(Page and application data records)
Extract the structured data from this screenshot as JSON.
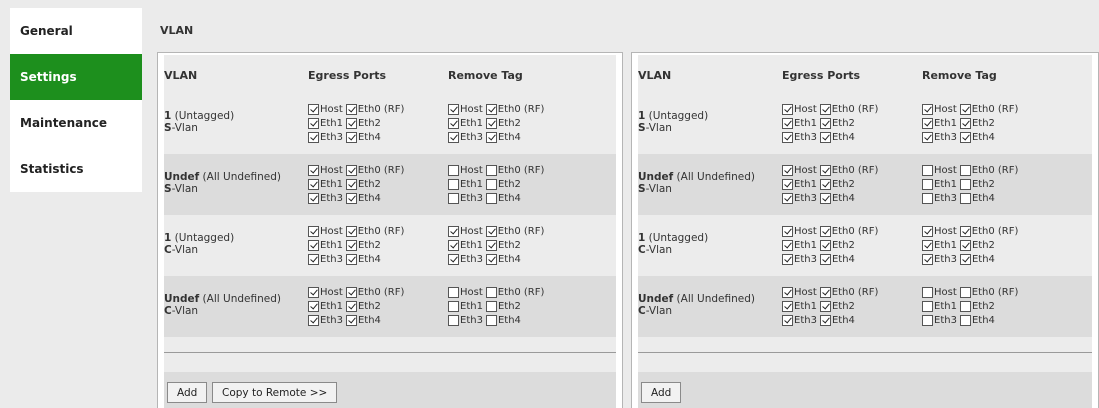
{
  "sidebar": {
    "items": [
      {
        "label": "General"
      },
      {
        "label": "Settings"
      },
      {
        "label": "Maintenance"
      },
      {
        "label": "Statistics"
      }
    ]
  },
  "section_title": "VLAN",
  "columns": {
    "vlan": "VLAN",
    "egress": "Egress Ports",
    "remove": "Remove Tag"
  },
  "port_rows": [
    [
      "Host",
      "Eth0 (RF)"
    ],
    [
      "Eth1",
      "Eth2"
    ],
    [
      "Eth3",
      "Eth4"
    ]
  ],
  "panels": [
    {
      "id": "left",
      "rows": [
        {
          "id": "1",
          "desc": " (Untagged)",
          "prefix": "S",
          "suffix": "-Vlan",
          "egress": [
            [
              true,
              true
            ],
            [
              true,
              true
            ],
            [
              true,
              true
            ]
          ],
          "remove": [
            [
              true,
              true
            ],
            [
              true,
              true
            ],
            [
              true,
              true
            ]
          ]
        },
        {
          "id": "Undef",
          "desc": " (All Undefined)",
          "prefix": "S",
          "suffix": "-Vlan",
          "egress": [
            [
              true,
              true
            ],
            [
              true,
              true
            ],
            [
              true,
              true
            ]
          ],
          "remove": [
            [
              false,
              false
            ],
            [
              false,
              false
            ],
            [
              false,
              false
            ]
          ]
        },
        {
          "id": "1",
          "desc": " (Untagged)",
          "prefix": "C",
          "suffix": "-Vlan",
          "egress": [
            [
              true,
              true
            ],
            [
              true,
              true
            ],
            [
              true,
              true
            ]
          ],
          "remove": [
            [
              true,
              true
            ],
            [
              true,
              true
            ],
            [
              true,
              true
            ]
          ]
        },
        {
          "id": "Undef",
          "desc": " (All Undefined)",
          "prefix": "C",
          "suffix": "-Vlan",
          "egress": [
            [
              true,
              true
            ],
            [
              true,
              true
            ],
            [
              true,
              true
            ]
          ],
          "remove": [
            [
              false,
              false
            ],
            [
              false,
              false
            ],
            [
              false,
              false
            ]
          ]
        }
      ],
      "buttons": [
        "Add",
        "Copy to Remote >>"
      ]
    },
    {
      "id": "right",
      "rows": [
        {
          "id": "1",
          "desc": " (Untagged)",
          "prefix": "S",
          "suffix": "-Vlan",
          "egress": [
            [
              true,
              true
            ],
            [
              true,
              true
            ],
            [
              true,
              true
            ]
          ],
          "remove": [
            [
              true,
              true
            ],
            [
              true,
              true
            ],
            [
              true,
              true
            ]
          ]
        },
        {
          "id": "Undef",
          "desc": " (All Undefined)",
          "prefix": "S",
          "suffix": "-Vlan",
          "egress": [
            [
              true,
              true
            ],
            [
              true,
              true
            ],
            [
              true,
              true
            ]
          ],
          "remove": [
            [
              false,
              false
            ],
            [
              false,
              false
            ],
            [
              false,
              false
            ]
          ]
        },
        {
          "id": "1",
          "desc": " (Untagged)",
          "prefix": "C",
          "suffix": "-Vlan",
          "egress": [
            [
              true,
              true
            ],
            [
              true,
              true
            ],
            [
              true,
              true
            ]
          ],
          "remove": [
            [
              true,
              true
            ],
            [
              true,
              true
            ],
            [
              true,
              true
            ]
          ]
        },
        {
          "id": "Undef",
          "desc": " (All Undefined)",
          "prefix": "C",
          "suffix": "-Vlan",
          "egress": [
            [
              true,
              true
            ],
            [
              true,
              true
            ],
            [
              true,
              true
            ]
          ],
          "remove": [
            [
              false,
              false
            ],
            [
              false,
              false
            ],
            [
              false,
              false
            ]
          ]
        }
      ],
      "buttons": [
        "Add"
      ]
    }
  ]
}
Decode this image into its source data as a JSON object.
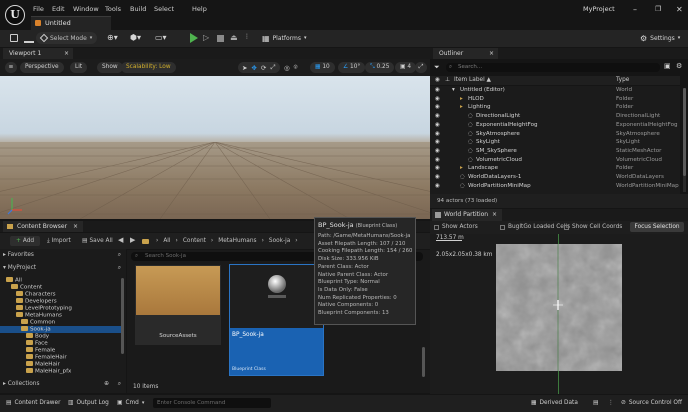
{
  "app": {
    "tab_title": "Untitled",
    "project_name": "MyProject",
    "logo_text": "U",
    "menus": [
      "File",
      "Edit",
      "Window",
      "Tools",
      "Build",
      "Select",
      "Help"
    ]
  },
  "toolbar": {
    "select_mode": "Select Mode",
    "platforms": "Platforms",
    "settings": "Settings"
  },
  "viewport": {
    "tab_label": "Viewport 1",
    "perspective": "Perspective",
    "lit": "Lit",
    "show": "Show",
    "scalability": "Scalability: Low",
    "grid_value": "10",
    "angle_value": "10°",
    "scale_value": "0.25",
    "camera_speed": "4"
  },
  "outliner": {
    "tab_label": "Outliner",
    "search_placeholder": "Search...",
    "col_label": "Item Label ▲",
    "col_type": "Type",
    "rows": [
      {
        "label": "Untitled (Editor)",
        "type": "World",
        "indent": 0
      },
      {
        "label": "HLOD",
        "type": "Folder",
        "indent": 1
      },
      {
        "label": "Lighting",
        "type": "Folder",
        "indent": 1
      },
      {
        "label": "DirectionalLight",
        "type": "DirectionalLight",
        "indent": 2
      },
      {
        "label": "ExponentialHeightFog",
        "type": "ExponentialHeightFog",
        "indent": 2
      },
      {
        "label": "SkyAtmosphere",
        "type": "SkyAtmosphere",
        "indent": 2
      },
      {
        "label": "SkyLight",
        "type": "SkyLight",
        "indent": 2
      },
      {
        "label": "SM_SkySphere",
        "type": "StaticMeshActor",
        "indent": 2
      },
      {
        "label": "VolumetricCloud",
        "type": "VolumetricCloud",
        "indent": 2
      },
      {
        "label": "Landscape",
        "type": "Folder",
        "indent": 1
      },
      {
        "label": "WorldDataLayers-1",
        "type": "WorldDataLayers",
        "indent": 1
      },
      {
        "label": "WorldPartitionMiniMap",
        "type": "WorldPartitionMiniMap",
        "indent": 1
      }
    ],
    "footer": "94 actors (73 loaded)"
  },
  "world_partition": {
    "tab_label": "World Partition",
    "show_actors": "Show Actors",
    "bugitgo": "BugItGo Loaded Cells",
    "show_cell_coords": "Show Cell Coords",
    "focus_selection": "Focus Selection",
    "distance": "713.57 m",
    "cell_size": "2.05x2.05x0.38 km"
  },
  "content_browser": {
    "tab_label": "Content Browser",
    "add": "Add",
    "import": "Import",
    "save_all": "Save All",
    "breadcrumb": [
      "All",
      "Content",
      "MetaHumans",
      "Sook-ja"
    ],
    "favorites": "Favorites",
    "project": "MyProject",
    "tree": [
      {
        "label": "All",
        "indent": 0
      },
      {
        "label": "Content",
        "indent": 1
      },
      {
        "label": "Characters",
        "indent": 2
      },
      {
        "label": "Developers",
        "indent": 2
      },
      {
        "label": "LevelPrototyping",
        "indent": 2
      },
      {
        "label": "MetaHumans",
        "indent": 2
      },
      {
        "label": "Common",
        "indent": 3
      },
      {
        "label": "Sook-ja",
        "indent": 3
      },
      {
        "label": "Body",
        "indent": 4
      },
      {
        "label": "Face",
        "indent": 4
      },
      {
        "label": "Female",
        "indent": 4
      },
      {
        "label": "FemaleHair",
        "indent": 4
      },
      {
        "label": "MaleHair",
        "indent": 4
      },
      {
        "label": "MaleHair_pfx",
        "indent": 4
      }
    ],
    "collections": "Collections",
    "search_placeholder": "Search Sook-ja",
    "assets": [
      {
        "name": "SourceAssets",
        "kind": "Folder"
      },
      {
        "name": "BP_Sook-ja",
        "kind": "Blueprint Class"
      }
    ],
    "item_count": "10 items"
  },
  "tooltip": {
    "title": "BP_Sook-ja",
    "subtitle": "(Blueprint Class)",
    "lines": [
      "Path: /Game/MetaHumans/Sook-ja",
      "Asset Filepath Length: 107 / 210",
      "Cooking Filepath Length: 154 / 260",
      "Disk Size: 333.956 KiB",
      "Parent Class: Actor",
      "Native Parent Class: Actor",
      "Blueprint Type: Normal",
      "Is Data Only: False",
      "Num Replicated Properties: 0",
      "Native Components: 0",
      "Blueprint Components: 13"
    ]
  },
  "status_bar": {
    "content_drawer": "Content Drawer",
    "output_log": "Output Log",
    "cmd": "Cmd",
    "console_placeholder": "Enter Console Command",
    "derived_data": "Derived Data",
    "source_control": "Source Control Off"
  },
  "colors": {
    "accent": "#2a74c4",
    "selection": "#1a62b2",
    "folder": "#c9a24c",
    "play": "#4fb34f",
    "scalability": "#d4b12c"
  }
}
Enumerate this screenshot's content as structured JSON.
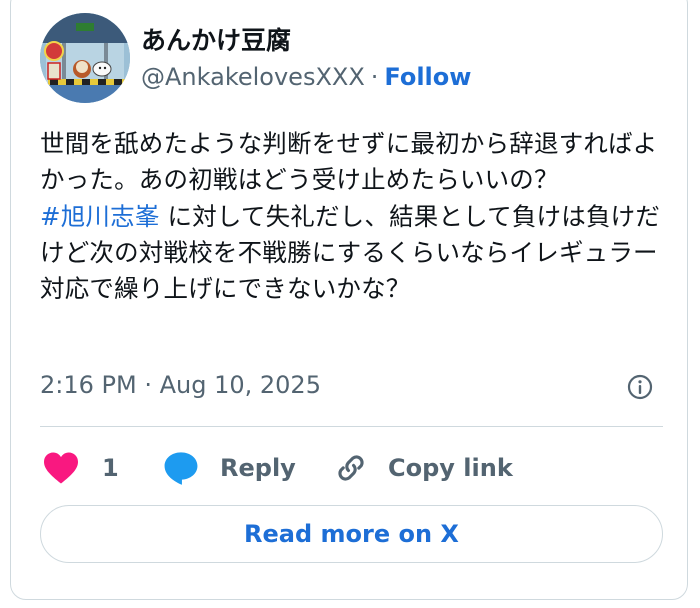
{
  "author": {
    "display_name": "あんかけ豆腐",
    "handle": "@AnkakelovesXXX",
    "separator": "·",
    "follow_label": "Follow"
  },
  "tweet": {
    "text_before": "世間を舐めたような判断をせずに最初から辞退すればよかった。あの初戦はどう受け止めたらいいの？",
    "hashtag": "#旭川志峯",
    "text_after": " に対して失礼だし、結果として負けは負けだけど次の対戦校を不戦勝にするくらいならイレギュラー対応で繰り上げにできないかな？",
    "timestamp": "2:16 PM · Aug 10, 2025"
  },
  "actions": {
    "like_count": "1",
    "reply_label": "Reply",
    "copy_link_label": "Copy link"
  },
  "read_more_label": "Read more on X",
  "colors": {
    "accent": "#1d6ed6",
    "heart": "#f91880",
    "reply_bubble": "#1d9bf0",
    "muted": "#536471",
    "border": "#cfd9de"
  },
  "icons": [
    "avatar-image",
    "info-icon",
    "heart-icon",
    "reply-bubble-icon",
    "link-icon"
  ]
}
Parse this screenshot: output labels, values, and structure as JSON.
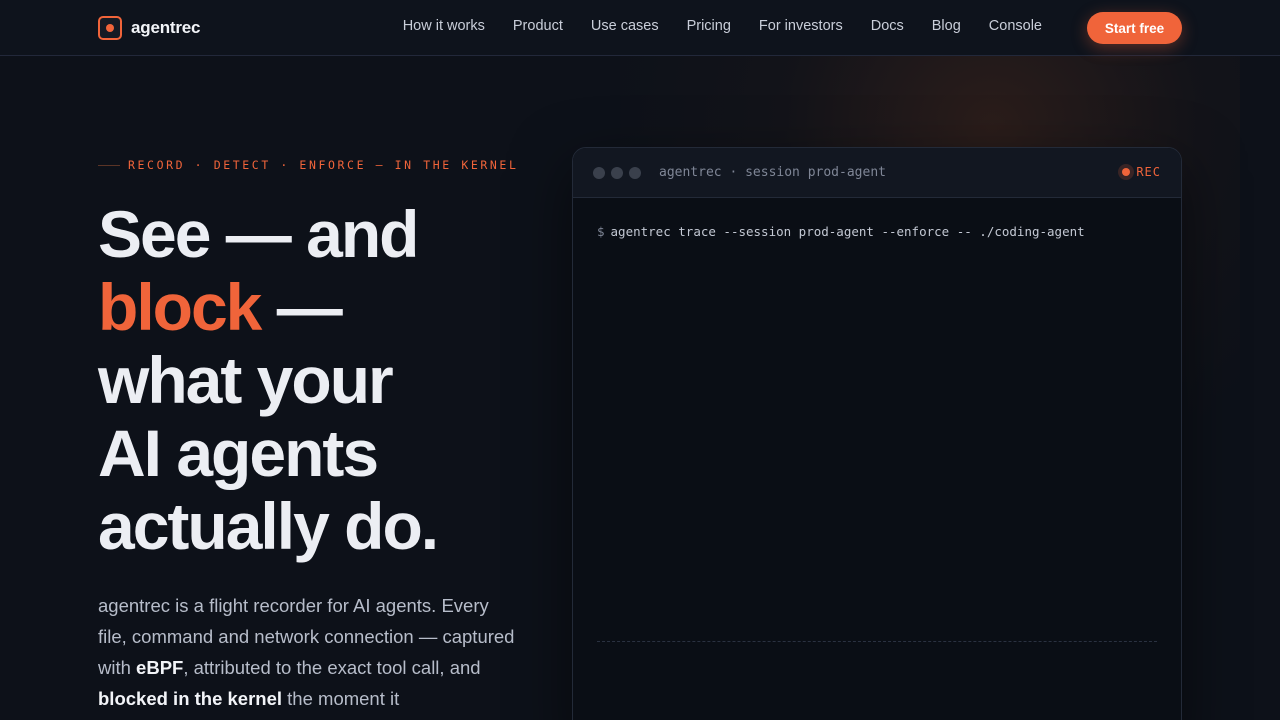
{
  "brand": {
    "name": "agentrec"
  },
  "nav": {
    "links": [
      "How it works",
      "Product",
      "Use cases",
      "Pricing",
      "For investors",
      "Docs",
      "Blog",
      "Console"
    ],
    "cta": "Start free"
  },
  "hero": {
    "eyebrow": "RECORD · DETECT · ENFORCE — IN THE KERNEL",
    "headline": {
      "line1": "See — and",
      "accent": "block",
      "line2_rest": " —",
      "line3": "what your",
      "line4": "AI agents",
      "line5": "actually do."
    },
    "lede": {
      "part1": "agentrec is a flight recorder for AI agents. Every file, command and network connection — captured with ",
      "bold1": "eBPF",
      "part2": ", attributed to the exact tool call, and ",
      "bold2": "blocked in the kernel",
      "part3": " the moment it"
    }
  },
  "terminal": {
    "title": "agentrec · session prod-agent",
    "rec_label": "REC",
    "prompt": "$",
    "command": "agentrec trace --session prod-agent --enforce -- ./coding-agent"
  },
  "colors": {
    "accent": "#f0643a",
    "background": "#0d1119"
  }
}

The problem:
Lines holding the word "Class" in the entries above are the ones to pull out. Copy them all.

Exercise output:
        "kind": "Blueprint Class"
    "subtitle": "(Blueprint Class)",
      "Parent Class: Actor",
      "Native Parent Class: Actor",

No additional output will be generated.